    CAS  Article  Google Scholar 

  55. 55.

    Vedel, L., Brauner-Osborne, H. & Mathiesen, J. M. A cAMP biosensor-based high-throughput screening assay for identification of Gs-coupled GPCR ligands and phosphodiesterase inhibitors. J. Biomol. Screen 20, 849–857 (2015).

    CAS  PubMed  Article  Google Scholar 

Download references


We acknowledge support from the US NIH grant nos. GM106990 (B.K.S., P.G. and R.K.S.), and the DFG Grants Gm 13/10 and GRK 1910 (P.G.), and Beijing Advanced Innovation Center for Structural Biology, Tsinghua University (X.L.), as well as the compute resources provided by the RRZE. B.K.K. is a Chan Zuckerberg Biohub Investigator. We thank D. Steffen and M. Gilardi for help with confocal microscopy. We also thank A. Christopoulos for his critical insight with the analysis of cooperativity.

Author information




X.L. expressed and purified the receptor, crystallized the receptor–ligand complex and solved the crystal structure. K.H. performed the automatic data collection and processing. A.S., D.D. and M.S. synthesized and analytically characterized the chemical compounds. H.H., M.J.C., R.A.M., J.M., X.L., D.D. and X.X. performed ligand binding and signaling experiments. M.K. performed docking studies. J.K. performed MD simulations. The manuscript was written by B.K.K., X.L. and P.G. with editing and suggestions from R.K.S. and input from J.K. and H.H., P.G. supervised chemical synthesis of compounds, B.K.K., R.K.S. and P.G. supervised binding and signaling experiments. B.K.S. supervised docking. X.L. supervised structure determination. The project was conceived by B.K.K., P.G., R.K.S. and B.K.S.
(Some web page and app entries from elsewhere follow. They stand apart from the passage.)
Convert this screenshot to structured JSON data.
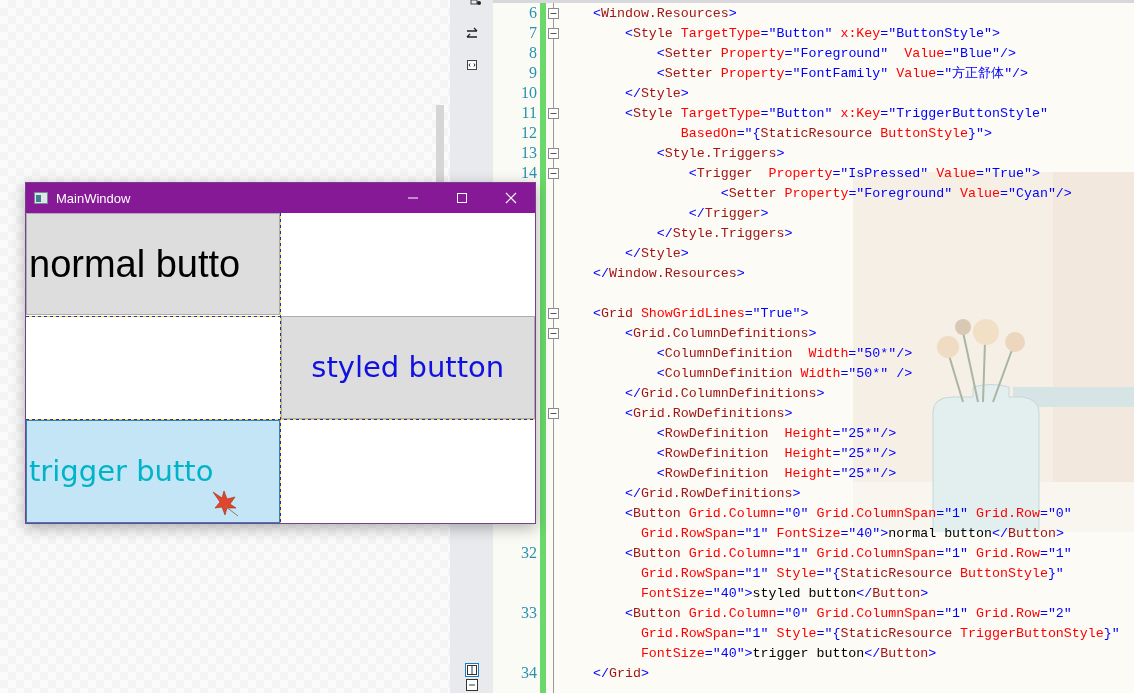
{
  "window": {
    "title": "MainWindow",
    "grid": [
      {
        "cells": [
          {
            "kind": "normal",
            "label": "normal butto",
            "hovered": false
          },
          {
            "kind": "empty"
          }
        ]
      },
      {
        "cells": [
          {
            "kind": "empty"
          },
          {
            "kind": "styled",
            "label": "styled button",
            "hovered": false
          }
        ]
      },
      {
        "cells": [
          {
            "kind": "trigger",
            "label": "trigger butto",
            "hovered": true
          },
          {
            "kind": "empty"
          }
        ]
      }
    ]
  },
  "editor": {
    "lines": [
      {
        "number": "6",
        "expanded": true,
        "segments": [
          {
            "kind": "punct",
            "text": "<"
          },
          {
            "kind": "tag",
            "text": "Window.Resources"
          },
          {
            "kind": "punct",
            "text": ">"
          }
        ]
      },
      {
        "number": "7",
        "expanded": true,
        "segments": [
          {
            "kind": "punct",
            "text": "    <"
          },
          {
            "kind": "tag",
            "text": "Style"
          },
          {
            "kind": "attr",
            "text": " TargetType"
          },
          {
            "kind": "punct",
            "text": "=\"Button\""
          },
          {
            "kind": "attr",
            "text": " x:Key"
          },
          {
            "kind": "punct",
            "text": "=\"ButtonStyle\">"
          }
        ]
      },
      {
        "number": "8",
        "segments": [
          {
            "kind": "punct",
            "text": "        <"
          },
          {
            "kind": "tag",
            "text": "Setter"
          },
          {
            "kind": "attr",
            "text": " Property"
          },
          {
            "kind": "punct",
            "text": "=\"Foreground\""
          },
          {
            "kind": "attr",
            "text": "  Value"
          },
          {
            "kind": "punct",
            "text": "=\"Blue\"/>"
          }
        ]
      },
      {
        "number": "9",
        "segments": [
          {
            "kind": "punct",
            "text": "        <"
          },
          {
            "kind": "tag",
            "text": "Setter"
          },
          {
            "kind": "attr",
            "text": " Property"
          },
          {
            "kind": "punct",
            "text": "=\"FontFamily\""
          },
          {
            "kind": "attr",
            "text": " Value"
          },
          {
            "kind": "punct",
            "text": "=\"方正舒体\"/>"
          }
        ]
      },
      {
        "number": "10",
        "segments": [
          {
            "kind": "punct",
            "text": "    </"
          },
          {
            "kind": "tag",
            "text": "Style"
          },
          {
            "kind": "punct",
            "text": ">"
          }
        ]
      },
      {
        "number": "11",
        "expanded": true,
        "segments": [
          {
            "kind": "punct",
            "text": "    <"
          },
          {
            "kind": "tag",
            "text": "Style"
          },
          {
            "kind": "attr",
            "text": " TargetType"
          },
          {
            "kind": "punct",
            "text": "=\"Button\""
          },
          {
            "kind": "attr",
            "text": " x:Key"
          },
          {
            "kind": "punct",
            "text": "=\"TriggerButtonStyle\""
          }
        ]
      },
      {
        "number": "12",
        "segments": [
          {
            "kind": "attr",
            "text": "           BasedOn"
          },
          {
            "kind": "punct",
            "text": "=\"{"
          },
          {
            "kind": "tag",
            "text": "StaticResource"
          },
          {
            "kind": "attr",
            "text": " ButtonStyle"
          },
          {
            "kind": "punct",
            "text": "}\">"
          }
        ]
      },
      {
        "number": "13",
        "expanded": true,
        "segments": [
          {
            "kind": "punct",
            "text": "        <"
          },
          {
            "kind": "tag",
            "text": "Style.Triggers"
          },
          {
            "kind": "punct",
            "text": ">"
          }
        ]
      },
      {
        "number": "14",
        "expanded": true,
        "segments": [
          {
            "kind": "punct",
            "text": "            <"
          },
          {
            "kind": "tag",
            "text": "Trigger"
          },
          {
            "kind": "attr",
            "text": "  Property"
          },
          {
            "kind": "punct",
            "text": "=\"IsPressed\""
          },
          {
            "kind": "attr",
            "text": " Value"
          },
          {
            "kind": "punct",
            "text": "=\"True\">"
          }
        ]
      },
      {
        "segments": [
          {
            "kind": "punct",
            "text": "                <"
          },
          {
            "kind": "tag",
            "text": "Setter"
          },
          {
            "kind": "attr",
            "text": " Property"
          },
          {
            "kind": "punct",
            "text": "=\"Foreground\""
          },
          {
            "kind": "attr",
            "text": " Value"
          },
          {
            "kind": "punct",
            "text": "=\"Cyan\"/>"
          }
        ]
      },
      {
        "segments": [
          {
            "kind": "punct",
            "text": "            </"
          },
          {
            "kind": "tag",
            "text": "Trigger"
          },
          {
            "kind": "punct",
            "text": ">"
          }
        ]
      },
      {
        "segments": [
          {
            "kind": "punct",
            "text": "        </"
          },
          {
            "kind": "tag",
            "text": "Style.Triggers"
          },
          {
            "kind": "punct",
            "text": ">"
          }
        ]
      },
      {
        "segments": [
          {
            "kind": "punct",
            "text": "    </"
          },
          {
            "kind": "tag",
            "text": "Style"
          },
          {
            "kind": "punct",
            "text": ">"
          }
        ]
      },
      {
        "segments": [
          {
            "kind": "punct",
            "text": "</"
          },
          {
            "kind": "tag",
            "text": "Window.Resources"
          },
          {
            "kind": "punct",
            "text": ">"
          }
        ]
      },
      {
        "blank_before": true,
        "expanded": true,
        "segments": [
          {
            "kind": "punct",
            "text": "<"
          },
          {
            "kind": "tag",
            "text": "Grid"
          },
          {
            "kind": "attr",
            "text": " ShowGridLines"
          },
          {
            "kind": "punct",
            "text": "=\"True\">"
          }
        ]
      },
      {
        "expanded": true,
        "segments": [
          {
            "kind": "punct",
            "text": "    <"
          },
          {
            "kind": "tag",
            "text": "Grid.ColumnDefinitions"
          },
          {
            "kind": "punct",
            "text": ">"
          }
        ]
      },
      {
        "segments": [
          {
            "kind": "punct",
            "text": "        <"
          },
          {
            "kind": "tag",
            "text": "ColumnDefinition"
          },
          {
            "kind": "attr",
            "text": "  Width"
          },
          {
            "kind": "punct",
            "text": "=\"50*\"/>"
          }
        ]
      },
      {
        "segments": [
          {
            "kind": "punct",
            "text": "        <"
          },
          {
            "kind": "tag",
            "text": "ColumnDefinition"
          },
          {
            "kind": "attr",
            "text": " Width"
          },
          {
            "kind": "punct",
            "text": "=\"50*\" />"
          }
        ]
      },
      {
        "segments": [
          {
            "kind": "punct",
            "text": "    </"
          },
          {
            "kind": "tag",
            "text": "Grid.ColumnDefinitions"
          },
          {
            "kind": "punct",
            "text": ">"
          }
        ]
      },
      {
        "expanded": true,
        "segments": [
          {
            "kind": "punct",
            "text": "    <"
          },
          {
            "kind": "tag",
            "text": "Grid.RowDefinitions"
          },
          {
            "kind": "punct",
            "text": ">"
          }
        ]
      },
      {
        "segments": [
          {
            "kind": "punct",
            "text": "        <"
          },
          {
            "kind": "tag",
            "text": "RowDefinition"
          },
          {
            "kind": "attr",
            "text": "  Height"
          },
          {
            "kind": "punct",
            "text": "=\"25*\"/>"
          }
        ]
      },
      {
        "segments": [
          {
            "kind": "punct",
            "text": "        <"
          },
          {
            "kind": "tag",
            "text": "RowDefinition"
          },
          {
            "kind": "attr",
            "text": "  Height"
          },
          {
            "kind": "punct",
            "text": "=\"25*\"/>"
          }
        ]
      },
      {
        "segments": [
          {
            "kind": "punct",
            "text": "        <"
          },
          {
            "kind": "tag",
            "text": "RowDefinition"
          },
          {
            "kind": "attr",
            "text": "  Height"
          },
          {
            "kind": "punct",
            "text": "=\"25*\"/>"
          }
        ]
      },
      {
        "segments": [
          {
            "kind": "punct",
            "text": "    </"
          },
          {
            "kind": "tag",
            "text": "Grid.RowDefinitions"
          },
          {
            "kind": "punct",
            "text": ">"
          }
        ]
      },
      {
        "segments": [
          {
            "kind": "punct",
            "text": "    <"
          },
          {
            "kind": "tag",
            "text": "Button"
          },
          {
            "kind": "attr",
            "text": " Grid.Column"
          },
          {
            "kind": "punct",
            "text": "=\"0\""
          },
          {
            "kind": "attr",
            "text": " Grid.ColumnSpan"
          },
          {
            "kind": "punct",
            "text": "=\"1\""
          },
          {
            "kind": "attr",
            "text": " Grid.Row"
          },
          {
            "kind": "punct",
            "text": "=\"0\""
          }
        ]
      },
      {
        "segments": [
          {
            "kind": "attr",
            "text": "      Grid.RowSpan"
          },
          {
            "kind": "punct",
            "text": "=\"1\""
          },
          {
            "kind": "attr",
            "text": " FontSize"
          },
          {
            "kind": "punct",
            "text": "=\"40\">"
          },
          {
            "kind": "text",
            "text": "normal button"
          },
          {
            "kind": "punct",
            "text": "</"
          },
          {
            "kind": "tag",
            "text": "Button"
          },
          {
            "kind": "punct",
            "text": ">"
          }
        ]
      },
      {
        "number": "32",
        "segments": [
          {
            "kind": "punct",
            "text": "    <"
          },
          {
            "kind": "tag",
            "text": "Button"
          },
          {
            "kind": "attr",
            "text": " Grid.Column"
          },
          {
            "kind": "punct",
            "text": "=\"1\""
          },
          {
            "kind": "attr",
            "text": " Grid.ColumnSpan"
          },
          {
            "kind": "punct",
            "text": "=\"1\""
          },
          {
            "kind": "attr",
            "text": " Grid.Row"
          },
          {
            "kind": "punct",
            "text": "=\"1\""
          }
        ]
      },
      {
        "segments": [
          {
            "kind": "attr",
            "text": "      Grid.RowSpan"
          },
          {
            "kind": "punct",
            "text": "=\"1\""
          },
          {
            "kind": "attr",
            "text": " Style"
          },
          {
            "kind": "punct",
            "text": "=\"{"
          },
          {
            "kind": "tag",
            "text": "StaticResource"
          },
          {
            "kind": "attr",
            "text": " ButtonStyle"
          },
          {
            "kind": "punct",
            "text": "}\""
          }
        ]
      },
      {
        "segments": [
          {
            "kind": "attr",
            "text": "      FontSize"
          },
          {
            "kind": "punct",
            "text": "=\"40\">"
          },
          {
            "kind": "text",
            "text": "styled button"
          },
          {
            "kind": "punct",
            "text": "</"
          },
          {
            "kind": "tag",
            "text": "Button"
          },
          {
            "kind": "punct",
            "text": ">"
          }
        ]
      },
      {
        "number": "33",
        "segments": [
          {
            "kind": "punct",
            "text": "    <"
          },
          {
            "kind": "tag",
            "text": "Button"
          },
          {
            "kind": "attr",
            "text": " Grid.Column"
          },
          {
            "kind": "punct",
            "text": "=\"0\""
          },
          {
            "kind": "attr",
            "text": " Grid.ColumnSpan"
          },
          {
            "kind": "punct",
            "text": "=\"1\""
          },
          {
            "kind": "attr",
            "text": " Grid.Row"
          },
          {
            "kind": "punct",
            "text": "=\"2\""
          }
        ]
      },
      {
        "segments": [
          {
            "kind": "attr",
            "text": "      Grid.RowSpan"
          },
          {
            "kind": "punct",
            "text": "=\"1\""
          },
          {
            "kind": "attr",
            "text": " Style"
          },
          {
            "kind": "punct",
            "text": "=\"{"
          },
          {
            "kind": "tag",
            "text": "StaticResource"
          },
          {
            "kind": "attr",
            "text": " TriggerButtonStyle"
          },
          {
            "kind": "punct",
            "text": "}\""
          }
        ]
      },
      {
        "segments": [
          {
            "kind": "attr",
            "text": "      FontSize"
          },
          {
            "kind": "punct",
            "text": "=\"40\">"
          },
          {
            "kind": "text",
            "text": "trigger button"
          },
          {
            "kind": "punct",
            "text": "</"
          },
          {
            "kind": "tag",
            "text": "Button"
          },
          {
            "kind": "punct",
            "text": ">"
          }
        ]
      },
      {
        "number": "34",
        "segments": [
          {
            "kind": "punct",
            "text": "</"
          },
          {
            "kind": "tag",
            "text": "Grid"
          },
          {
            "kind": "punct",
            "text": ">"
          }
        ]
      }
    ]
  }
}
Corresponding authors

Correspondence to Roger K. Sunahara or Brian K. Kobilka or Peter Gmeiner.

Ethics declarations

Competing interests

B.K.K. is a cofounder of and consultant for ConfometRx, Inc.

Additional information

Publisher’s note Springer Nature remains neutral with regard to jurisdictional claims in published maps and institutional affiliations.

Supplementary information

Supplementary Information

Supplementary Tables 1–5, Figs. 1–10 and Note

Reporting Summary

Rights and permissions

Reprints and Permissions

About this article

Verify currency and authenticity via CrossMark

Cite this article

Liu, X., Kaindl, J., Korczynska, M. et al. An allosteric modulator binds to a conformational hub in the β2 adrenergic receptor. Nat Chem Biol 16, 749–755 (2020).

Download citation

Further reading


Quick links

Nature Briefing

Sign up for the Nature Briefing newsletter — what matters in science, free to your inbox daily.

Get the most important science stories of the day, free in your inbox. Sign up for Nature Briefing